All Blacks coach Steve Hansen moved Wednesday to clarify comments he made in the wake of Sevu Reece’s controversial selection that downplayed the role of gender in domestic violence.
Hansen has vigorously defended the All Blacks’ decision to select Reece, a player who less than 12 months ago pleaded guilty to assaulting his girlfriend in the street during an argument.
Commenting on the issue over the weekend, Hansen said that as a former police officer he had seen a lot of domestic violence and believed poor parenting was a primary cause.
“I know it’s not just restricted to males assaulting women, women assault males too,” the coach told Radio Sport.
“It’s not a gender thing, it’s a New Zealand problem.”
Critics labelled the remarks “tone deaf” and Hansen said in a statement release via New Zealand Rugby on Wednesday that he had been misinterpreted.
“Over the last few days it has become clear that my comments have come across to some people as being unsympathetic or minimising how poisonous and harmful domestic violence is for women,” he said.
“Nothing could be further from what I intended.”
He went on to acknowledge “the vast majority of victims of domestic violence are women and children”.
“That’s not in dispute and is plain wrong,” he said.
However, Hansen stood by his belief that rugby had helped rehabilitate Reece and the winger deserved a chance with the world champions.
Domestic violence campaigners have questioned the 22-year-old’s right to wear the black jersey so soon after he appeared in court for attacking his girlfriend.
Reece pleaded guilty and was fined but no conviction was recorded after his lawyer argued it would derail his fledgling rugby career.
Irish side Connacht cancelled his contract and Reece also found himself unwanted by the Waikato Chiefs.
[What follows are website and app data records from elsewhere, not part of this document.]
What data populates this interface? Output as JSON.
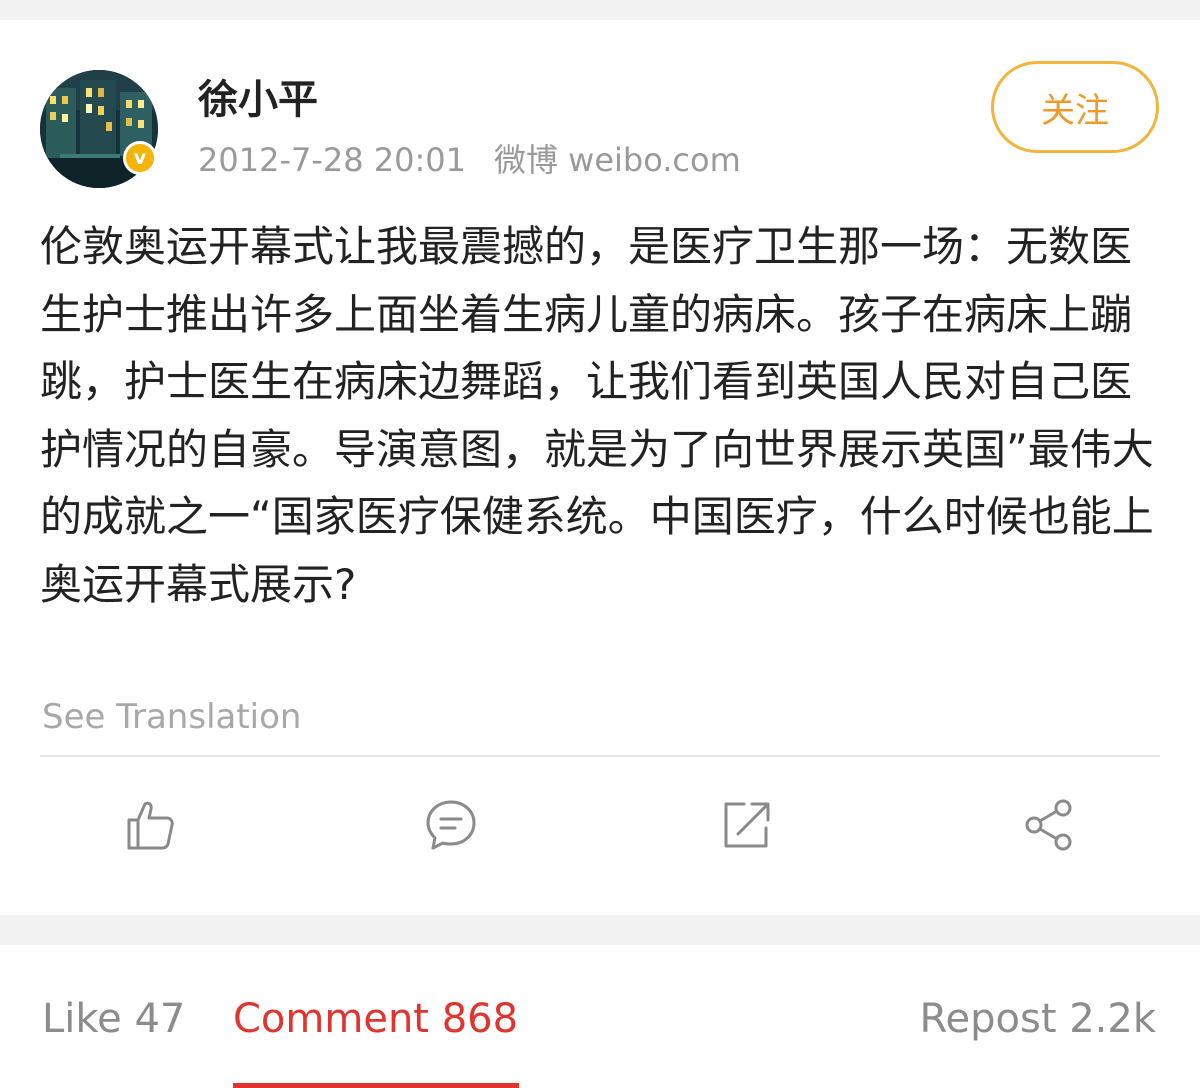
{
  "post": {
    "author": "徐小平",
    "verified_badge": "v",
    "timestamp": "2012-7-28 20:01",
    "source": "微博 weibo.com",
    "follow_label": "关注",
    "text": "伦敦奥运开幕式让我最震撼的，是医疗卫生那一场：无数医生护士推出许多上面坐着生病儿童的病床。孩子在病床上蹦跳，护士医生在病床边舞蹈，让我们看到英国人民对自己医护情况的自豪。导演意图，就是为了向世界展示英国”最伟大的成就之一“国家医疗保健系统。中国医疗，什么时候也能上奥运开幕式展示?",
    "see_translation": "See Translation"
  },
  "actions": [
    {
      "name": "like-icon"
    },
    {
      "name": "comment-icon"
    },
    {
      "name": "repost-icon"
    },
    {
      "name": "share-icon"
    }
  ],
  "tabs": {
    "like": "Like 47",
    "comment": "Comment 868",
    "repost": "Repost 2.2k",
    "active": "comment"
  },
  "colors": {
    "accent": "#e1332f",
    "follow": "#ee9a2a",
    "verified": "#f4b40a",
    "muted_text": "#9a9a9a",
    "body_text": "#222222"
  }
}
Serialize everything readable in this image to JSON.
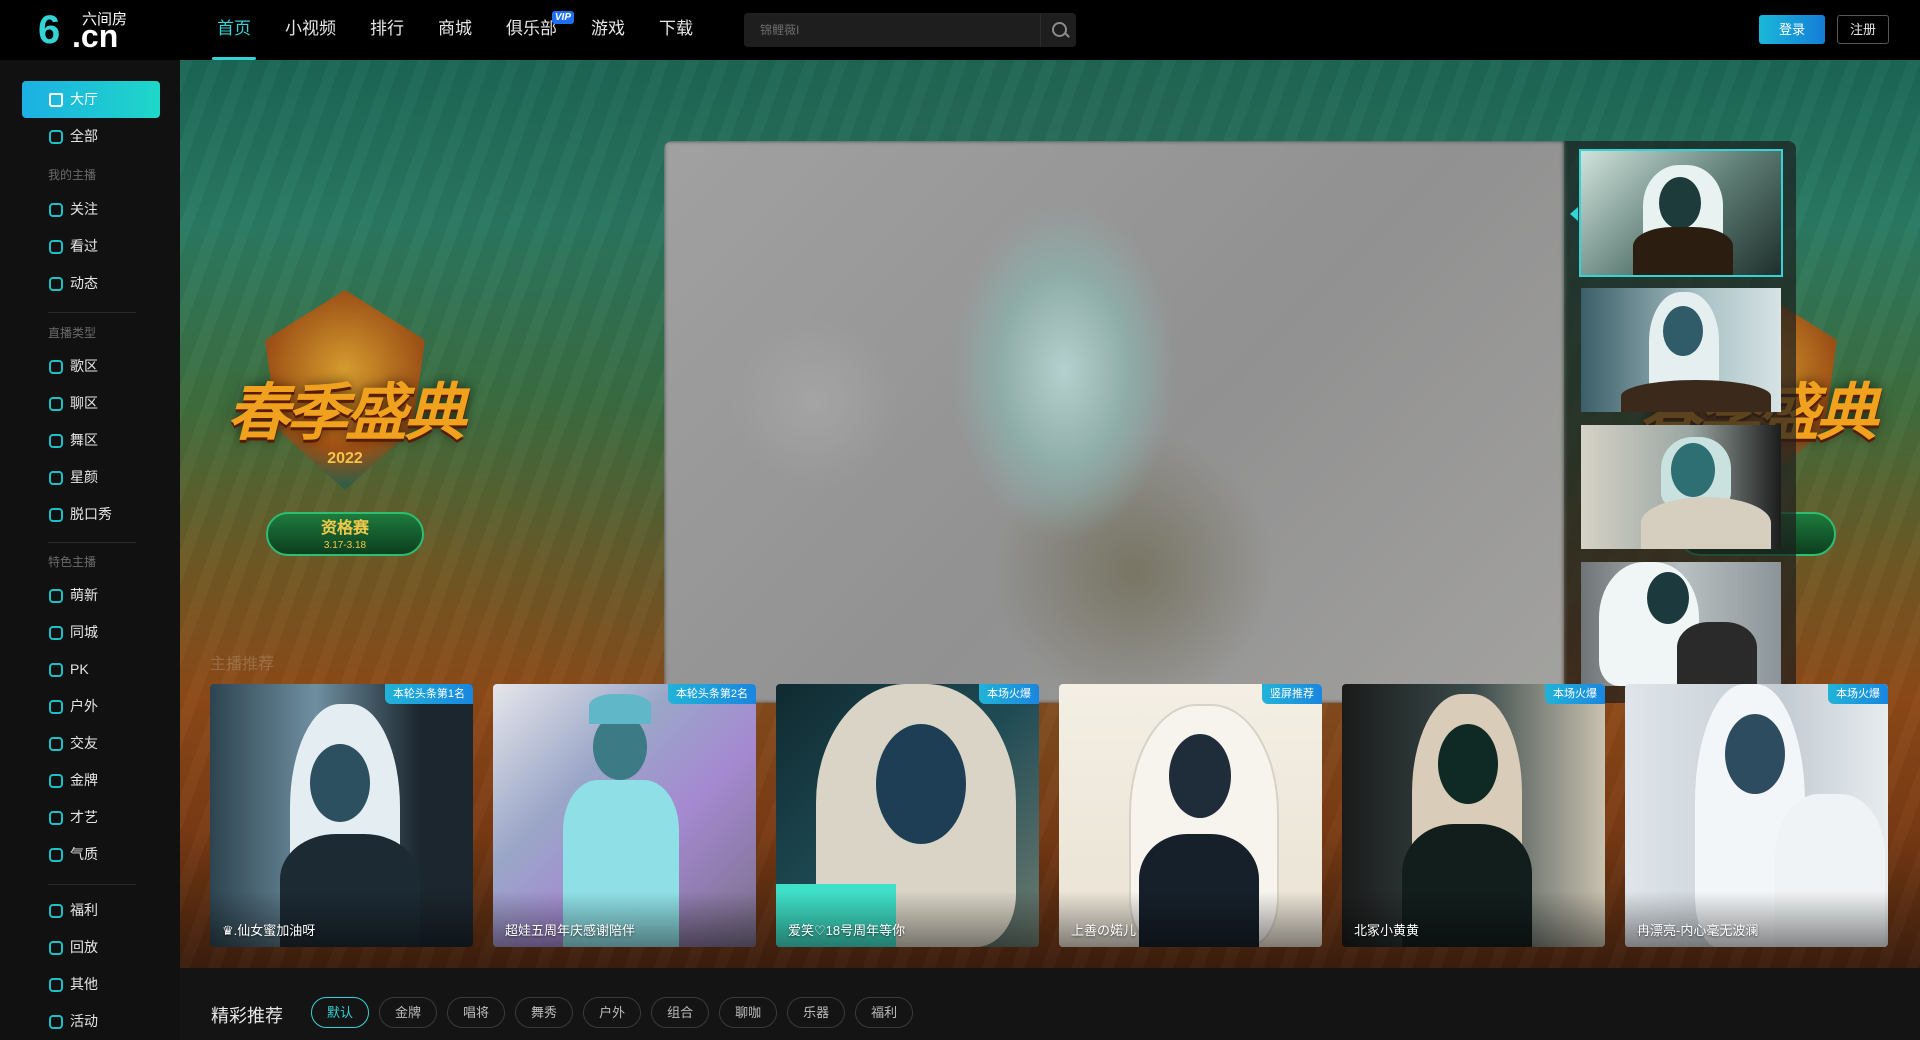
{
  "header": {
    "logo_cn": ".cn",
    "logo_six": "6",
    "logo_name": "六间房",
    "nav": [
      {
        "label": "首页",
        "active": true
      },
      {
        "label": "小视频"
      },
      {
        "label": "排行"
      },
      {
        "label": "商城"
      },
      {
        "label": "俱乐部",
        "badge": "VIP"
      },
      {
        "label": "游戏"
      },
      {
        "label": "下载"
      }
    ],
    "search_placeholder": "锦鲤薇I",
    "login_label": "登录",
    "register_label": "注册"
  },
  "sidebar": {
    "top_items": [
      {
        "label": "大厅",
        "icon": "home-icon",
        "active": true
      },
      {
        "label": "全部",
        "icon": "grid-icon"
      }
    ],
    "my_anchor_heading": "我的主播",
    "my_anchor_items": [
      {
        "label": "关注",
        "icon": "heart-icon"
      },
      {
        "label": "看过",
        "icon": "clock-icon"
      },
      {
        "label": "动态",
        "icon": "chat-icon"
      }
    ],
    "live_type_heading": "直播类型",
    "live_type_items": [
      {
        "label": "歌区",
        "icon": "music-icon"
      },
      {
        "label": "聊区",
        "icon": "chat-icon"
      },
      {
        "label": "舞区",
        "icon": "dance-icon"
      },
      {
        "label": "星颜",
        "icon": "mask-icon"
      },
      {
        "label": "脱口秀",
        "icon": "mic-icon"
      }
    ],
    "featured_heading": "特色主播",
    "featured_items": [
      {
        "label": "萌新",
        "icon": "leaf-icon"
      },
      {
        "label": "同城",
        "icon": "location-icon"
      },
      {
        "label": "PK",
        "icon": "lightning-icon"
      },
      {
        "label": "户外",
        "icon": "mountain-icon"
      },
      {
        "label": "交友",
        "icon": "people-icon"
      },
      {
        "label": "金牌",
        "icon": "medal-icon"
      },
      {
        "label": "才艺",
        "icon": "tag-icon"
      },
      {
        "label": "气质",
        "icon": "boot-icon"
      }
    ],
    "bottom_items": [
      {
        "label": "福利",
        "icon": "gift-icon"
      },
      {
        "label": "回放",
        "icon": "replay-icon"
      },
      {
        "label": "其他",
        "icon": "dots-icon"
      },
      {
        "label": "活动",
        "icon": "star-icon"
      }
    ]
  },
  "hero": {
    "event_title": "春季盛典",
    "event_year": "2022",
    "event_stage": "资格赛",
    "event_dates": "3.17-3.18",
    "ghost_heading": "主播推荐"
  },
  "cards": [
    {
      "tag": "本轮头条第1名",
      "name": "♛.仙女蜜加油呀"
    },
    {
      "tag": "本轮头条第2名",
      "name": "超娃五周年庆感谢陪伴"
    },
    {
      "tag": "本场火爆",
      "name": "爱笑♡18号周年等你"
    },
    {
      "tag": "竖屏推荐",
      "name": "上善の婼儿"
    },
    {
      "tag": "本场火爆",
      "name": "北冢小黄黄"
    },
    {
      "tag": "本场火爆",
      "name": "冉漂亮-内心毫无波澜"
    }
  ],
  "recommend": {
    "title": "精彩推荐",
    "chips": [
      "默认",
      "金牌",
      "唱将",
      "舞秀",
      "户外",
      "组合",
      "聊咖",
      "乐器",
      "福利"
    ],
    "active_chip": "默认"
  },
  "colors": {
    "accent": "#34d3d6",
    "tag_gradient_start": "#21b3d8",
    "tag_gradient_end": "#1986e0"
  }
}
But Canterbury Crusaders handed the Fijian-born speedster a lifeline and he rewarded them with a competition-high 15 tries that helped them to win the Super Rugby title for the third year in succession.
© Agence France-Presse